▶ [TASK STATEMENT]
Word for word, reproduce each line of the data below, omitting every image.

Excerpts from a dataset:
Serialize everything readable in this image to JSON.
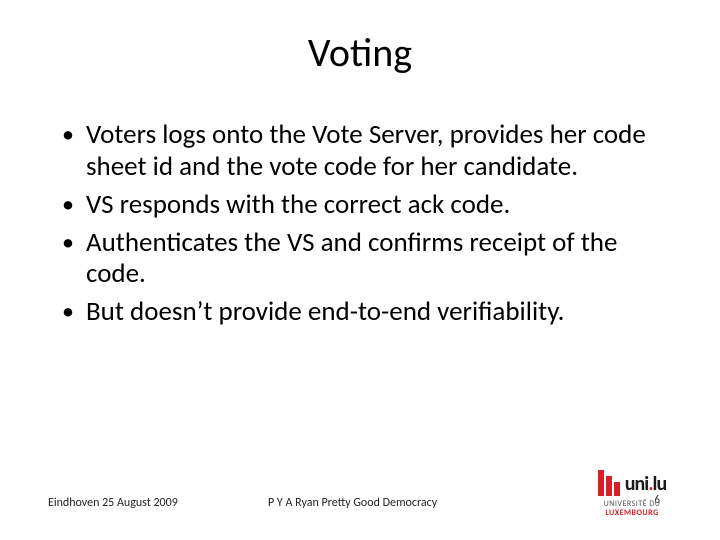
{
  "title": "Voting",
  "bullets": [
    "Voters logs onto the Vote Server, provides her code sheet id and the vote code for her candidate.",
    "VS responds with the correct ack code.",
    "Authenticates the VS and confirms receipt of the code.",
    "But doesn’t provide end-to-end verifiability."
  ],
  "footer": {
    "date": "Eindhoven 25 August 2009",
    "author": "P Y A Ryan Pretty Good Democracy",
    "page": "6"
  },
  "logo": {
    "word_part1": "uni",
    "word_dot": ".",
    "word_part2": "lu",
    "sub_line1": "UNIVERSITÉ DU",
    "sub_line2": "LUXEMBOURG"
  }
}
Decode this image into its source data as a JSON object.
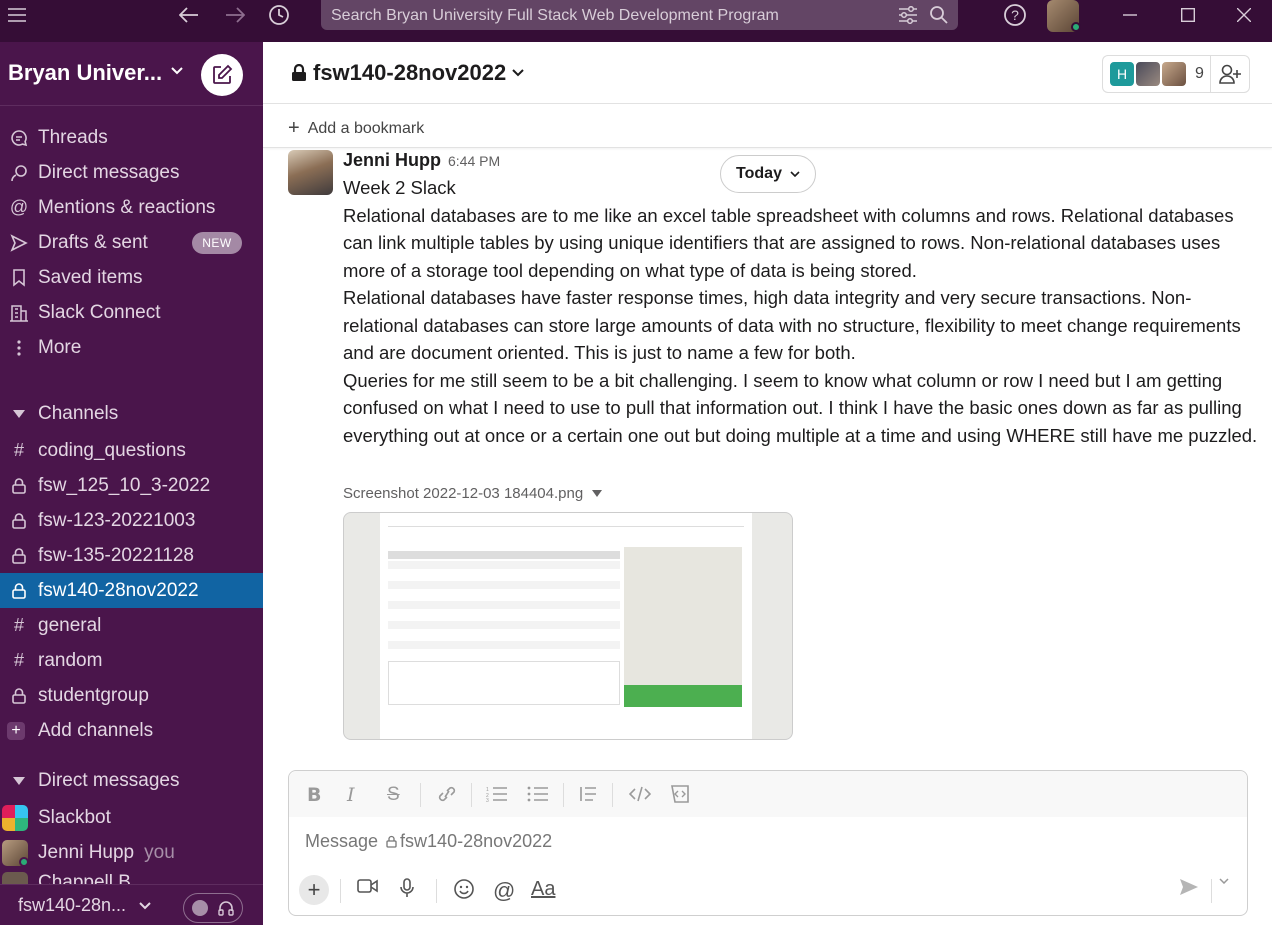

▶ [WRITTEN REPLY]
Serialize everything readable in this image to JSON.
{
  "title": "Voting",
  "bullets": [
    "Voters logs onto the Vote Server, provides her code sheet id and the vote code for her candidate.",
    "VS responds with the correct ack code.",
    "Authenticates the VS and confirms receipt of the code.",
    "But doesn’t provide end-to-end verifiability."
  ],
  "footer": {
    "date": "Eindhoven 25 August 2009",
    "author": "P Y A Ryan Pretty Good Democracy",
    "page": "6"
  },
  "logo": {
    "word_part1": "uni",
    "word_dot": ".",
    "word_part2": "lu",
    "sub_line1": "UNIVERSITÉ DU",
    "sub_line2": "LUXEMBOURG"
  }
}
Decode this image into its source data as a JSON object.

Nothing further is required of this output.